On the days when I get this right and say “Yes,” this is something I am learning from you. Church of Peace is a community led by the holy impulse of generosity. When a member of Church of Peace is experiencing crisis, I have seen our church family rally around them in support. Will you bring meals to someone recovering from surgery? Will you help third graders who are working on their reading? Will you come fold paper cranes for the float in the parade? (Don’t worry we’ll figure it out. How hard can it be!) Our budget is underfunded, will you increase your financial giving? Will you read the scripture in church even if it makes you nervous?
There are so many chances for people to say, “No way. Ask somebody else.” Sometimes that is absolutely the best thing to say. Please say “No” when you need to, ask for help when you need to, and please say “Yes” when you can. So many times the people of Church of Peace say “Yes I can do that. What time should I be there? What can I bring?” You are teaching me how to say this too, how to give first and figure it out later —what an exhilarating expression of faith! I thank you.
This week, I invite you to go to God in prayer and ask God for help in completing the 2016 Estimate of Giving form. If you would like to talk about your giving with me or a member of the Stewardship Committee, please give me a call.
Together we will be a people who ask for help, who know the thrill of extravagant giving, a people who remember our own generosity comes from God who gives so much more. Together we can let go of having what we have. We can meet Jesus on the street, and Jesus knocking at the door, and Jesus teaching us the prayer that goes, “Let’s go!” We don’t have time to be afraid. We have so much to give. Amen.
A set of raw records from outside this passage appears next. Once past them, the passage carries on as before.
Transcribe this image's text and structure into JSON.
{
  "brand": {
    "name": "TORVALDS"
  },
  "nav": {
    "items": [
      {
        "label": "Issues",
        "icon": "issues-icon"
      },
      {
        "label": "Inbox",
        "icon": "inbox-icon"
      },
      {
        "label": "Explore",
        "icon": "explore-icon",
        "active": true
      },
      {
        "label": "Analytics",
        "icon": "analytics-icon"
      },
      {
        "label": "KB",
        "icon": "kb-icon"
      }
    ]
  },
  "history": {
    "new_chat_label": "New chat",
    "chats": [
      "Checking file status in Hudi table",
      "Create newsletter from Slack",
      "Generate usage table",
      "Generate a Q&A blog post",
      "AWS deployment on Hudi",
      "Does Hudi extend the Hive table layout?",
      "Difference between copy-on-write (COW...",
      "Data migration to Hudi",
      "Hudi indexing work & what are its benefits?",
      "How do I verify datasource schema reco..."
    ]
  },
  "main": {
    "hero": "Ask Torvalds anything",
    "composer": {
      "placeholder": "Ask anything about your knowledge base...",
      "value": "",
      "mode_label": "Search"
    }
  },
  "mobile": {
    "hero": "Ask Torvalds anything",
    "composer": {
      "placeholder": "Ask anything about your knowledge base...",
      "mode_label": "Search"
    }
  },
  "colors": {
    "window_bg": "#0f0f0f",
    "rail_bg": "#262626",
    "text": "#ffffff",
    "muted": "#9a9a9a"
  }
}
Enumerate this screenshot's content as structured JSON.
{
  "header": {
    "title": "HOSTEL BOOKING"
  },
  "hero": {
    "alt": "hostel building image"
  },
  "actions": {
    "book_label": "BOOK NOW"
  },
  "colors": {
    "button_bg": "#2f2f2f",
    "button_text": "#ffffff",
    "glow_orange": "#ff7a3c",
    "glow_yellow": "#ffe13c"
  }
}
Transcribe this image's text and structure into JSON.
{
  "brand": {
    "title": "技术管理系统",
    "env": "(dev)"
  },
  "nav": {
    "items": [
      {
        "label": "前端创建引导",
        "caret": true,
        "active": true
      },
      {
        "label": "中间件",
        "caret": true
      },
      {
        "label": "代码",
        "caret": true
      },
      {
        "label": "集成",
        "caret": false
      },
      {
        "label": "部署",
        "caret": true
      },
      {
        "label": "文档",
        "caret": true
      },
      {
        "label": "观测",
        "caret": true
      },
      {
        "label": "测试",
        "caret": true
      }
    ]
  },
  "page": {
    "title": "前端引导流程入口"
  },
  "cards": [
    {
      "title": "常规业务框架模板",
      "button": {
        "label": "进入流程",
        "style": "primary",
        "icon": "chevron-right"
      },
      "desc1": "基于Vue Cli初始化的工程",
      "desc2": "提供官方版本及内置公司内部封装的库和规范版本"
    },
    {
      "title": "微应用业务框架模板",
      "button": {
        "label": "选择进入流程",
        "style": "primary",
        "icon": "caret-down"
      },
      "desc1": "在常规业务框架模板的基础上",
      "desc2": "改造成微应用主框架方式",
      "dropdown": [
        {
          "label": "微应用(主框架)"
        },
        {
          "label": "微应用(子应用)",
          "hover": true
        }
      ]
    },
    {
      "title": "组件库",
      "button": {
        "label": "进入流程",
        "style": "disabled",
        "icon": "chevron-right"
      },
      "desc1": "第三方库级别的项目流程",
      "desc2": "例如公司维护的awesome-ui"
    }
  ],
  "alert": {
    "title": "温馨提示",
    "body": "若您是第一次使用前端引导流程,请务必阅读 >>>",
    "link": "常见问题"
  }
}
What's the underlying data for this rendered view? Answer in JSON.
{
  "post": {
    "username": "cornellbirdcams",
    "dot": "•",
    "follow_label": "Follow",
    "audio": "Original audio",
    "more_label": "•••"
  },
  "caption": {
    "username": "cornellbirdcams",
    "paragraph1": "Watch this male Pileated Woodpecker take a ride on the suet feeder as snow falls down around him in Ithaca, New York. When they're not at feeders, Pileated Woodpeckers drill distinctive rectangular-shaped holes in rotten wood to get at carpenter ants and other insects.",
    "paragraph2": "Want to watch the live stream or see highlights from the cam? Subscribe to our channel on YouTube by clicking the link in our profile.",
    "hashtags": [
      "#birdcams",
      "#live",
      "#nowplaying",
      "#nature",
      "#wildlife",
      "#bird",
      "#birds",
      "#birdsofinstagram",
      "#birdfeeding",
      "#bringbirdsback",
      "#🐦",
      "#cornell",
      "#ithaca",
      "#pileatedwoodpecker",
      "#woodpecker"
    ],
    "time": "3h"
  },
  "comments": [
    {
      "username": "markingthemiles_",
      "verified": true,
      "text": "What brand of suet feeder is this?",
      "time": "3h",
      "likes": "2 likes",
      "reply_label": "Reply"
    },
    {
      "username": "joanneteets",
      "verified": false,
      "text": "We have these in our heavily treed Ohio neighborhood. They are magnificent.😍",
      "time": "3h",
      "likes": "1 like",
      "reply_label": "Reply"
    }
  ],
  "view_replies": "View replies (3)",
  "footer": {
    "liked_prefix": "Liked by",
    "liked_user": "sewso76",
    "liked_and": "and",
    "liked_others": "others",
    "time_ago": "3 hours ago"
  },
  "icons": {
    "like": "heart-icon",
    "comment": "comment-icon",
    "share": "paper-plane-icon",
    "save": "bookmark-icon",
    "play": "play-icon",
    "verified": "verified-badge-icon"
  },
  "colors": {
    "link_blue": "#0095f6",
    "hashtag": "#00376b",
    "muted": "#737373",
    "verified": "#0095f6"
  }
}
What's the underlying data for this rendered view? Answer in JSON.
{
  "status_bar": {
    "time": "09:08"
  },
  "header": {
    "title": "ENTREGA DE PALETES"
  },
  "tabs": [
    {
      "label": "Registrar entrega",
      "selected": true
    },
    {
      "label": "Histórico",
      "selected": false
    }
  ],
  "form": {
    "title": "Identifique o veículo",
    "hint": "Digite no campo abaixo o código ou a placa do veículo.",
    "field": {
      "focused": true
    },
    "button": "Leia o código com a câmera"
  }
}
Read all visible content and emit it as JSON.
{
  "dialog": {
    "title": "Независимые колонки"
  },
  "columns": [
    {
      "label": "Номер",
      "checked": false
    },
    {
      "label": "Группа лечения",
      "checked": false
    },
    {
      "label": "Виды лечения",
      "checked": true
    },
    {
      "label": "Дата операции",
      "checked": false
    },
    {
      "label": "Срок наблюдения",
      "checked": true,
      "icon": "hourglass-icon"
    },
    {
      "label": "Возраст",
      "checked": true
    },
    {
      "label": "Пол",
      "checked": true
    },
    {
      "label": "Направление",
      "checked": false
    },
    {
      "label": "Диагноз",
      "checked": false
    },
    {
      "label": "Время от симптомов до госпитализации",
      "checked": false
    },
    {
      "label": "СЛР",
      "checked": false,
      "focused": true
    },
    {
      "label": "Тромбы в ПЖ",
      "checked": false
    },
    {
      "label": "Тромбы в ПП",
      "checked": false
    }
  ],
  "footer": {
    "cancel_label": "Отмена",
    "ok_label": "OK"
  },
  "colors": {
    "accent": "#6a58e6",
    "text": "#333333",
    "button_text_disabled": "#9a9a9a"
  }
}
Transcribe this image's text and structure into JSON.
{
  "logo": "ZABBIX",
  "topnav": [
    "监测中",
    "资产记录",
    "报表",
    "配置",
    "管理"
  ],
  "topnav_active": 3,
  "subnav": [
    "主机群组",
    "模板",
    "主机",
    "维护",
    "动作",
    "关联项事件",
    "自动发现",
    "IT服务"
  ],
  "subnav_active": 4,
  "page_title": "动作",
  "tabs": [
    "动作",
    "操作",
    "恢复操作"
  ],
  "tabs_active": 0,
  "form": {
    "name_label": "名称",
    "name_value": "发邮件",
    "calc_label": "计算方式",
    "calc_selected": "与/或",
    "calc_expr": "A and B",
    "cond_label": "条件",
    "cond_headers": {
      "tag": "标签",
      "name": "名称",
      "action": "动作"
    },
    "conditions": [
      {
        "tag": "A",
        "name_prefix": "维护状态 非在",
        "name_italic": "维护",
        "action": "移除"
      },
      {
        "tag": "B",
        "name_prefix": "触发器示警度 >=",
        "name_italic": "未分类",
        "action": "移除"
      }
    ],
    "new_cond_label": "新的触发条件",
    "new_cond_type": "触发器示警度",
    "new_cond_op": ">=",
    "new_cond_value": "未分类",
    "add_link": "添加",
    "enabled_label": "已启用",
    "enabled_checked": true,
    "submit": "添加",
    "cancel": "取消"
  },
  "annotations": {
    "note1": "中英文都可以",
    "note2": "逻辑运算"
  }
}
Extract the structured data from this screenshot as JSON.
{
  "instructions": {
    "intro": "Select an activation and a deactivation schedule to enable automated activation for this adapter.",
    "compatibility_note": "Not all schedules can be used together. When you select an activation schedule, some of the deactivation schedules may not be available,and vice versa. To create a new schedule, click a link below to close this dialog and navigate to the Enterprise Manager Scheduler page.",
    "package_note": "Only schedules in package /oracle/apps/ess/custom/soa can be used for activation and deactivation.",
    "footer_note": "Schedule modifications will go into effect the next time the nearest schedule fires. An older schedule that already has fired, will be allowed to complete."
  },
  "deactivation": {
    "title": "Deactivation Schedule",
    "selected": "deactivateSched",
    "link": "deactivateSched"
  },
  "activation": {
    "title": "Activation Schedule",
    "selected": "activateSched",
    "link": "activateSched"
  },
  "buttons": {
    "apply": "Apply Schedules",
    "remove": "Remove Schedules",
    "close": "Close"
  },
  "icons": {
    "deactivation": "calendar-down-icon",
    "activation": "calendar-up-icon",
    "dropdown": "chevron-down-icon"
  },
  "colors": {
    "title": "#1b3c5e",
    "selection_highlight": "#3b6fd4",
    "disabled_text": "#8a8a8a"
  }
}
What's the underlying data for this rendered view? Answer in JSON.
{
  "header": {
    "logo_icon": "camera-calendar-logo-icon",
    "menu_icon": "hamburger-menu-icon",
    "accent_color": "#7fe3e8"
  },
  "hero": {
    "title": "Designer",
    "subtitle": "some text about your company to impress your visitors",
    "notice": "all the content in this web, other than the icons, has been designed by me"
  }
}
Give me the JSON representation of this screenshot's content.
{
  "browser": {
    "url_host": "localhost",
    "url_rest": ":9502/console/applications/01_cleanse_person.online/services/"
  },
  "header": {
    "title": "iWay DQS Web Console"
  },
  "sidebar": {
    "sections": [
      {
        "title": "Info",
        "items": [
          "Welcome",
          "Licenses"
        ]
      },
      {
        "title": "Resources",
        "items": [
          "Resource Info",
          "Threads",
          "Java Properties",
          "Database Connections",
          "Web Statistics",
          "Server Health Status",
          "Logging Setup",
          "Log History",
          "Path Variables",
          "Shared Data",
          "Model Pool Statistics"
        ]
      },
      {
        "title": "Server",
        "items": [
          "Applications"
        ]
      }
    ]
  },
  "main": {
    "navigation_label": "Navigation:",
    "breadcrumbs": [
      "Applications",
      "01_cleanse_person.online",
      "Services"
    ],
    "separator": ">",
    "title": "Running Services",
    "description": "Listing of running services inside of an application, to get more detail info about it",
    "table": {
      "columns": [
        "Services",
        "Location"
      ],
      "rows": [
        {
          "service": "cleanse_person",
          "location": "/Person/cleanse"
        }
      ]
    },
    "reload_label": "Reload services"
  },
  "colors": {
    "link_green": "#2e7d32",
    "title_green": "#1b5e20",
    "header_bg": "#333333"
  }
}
 Francis, Leah Gunning. Ferguson and Faith: Sparking Leadership and Awakening Community. Chalice Press: St Louis, 2015. page 73.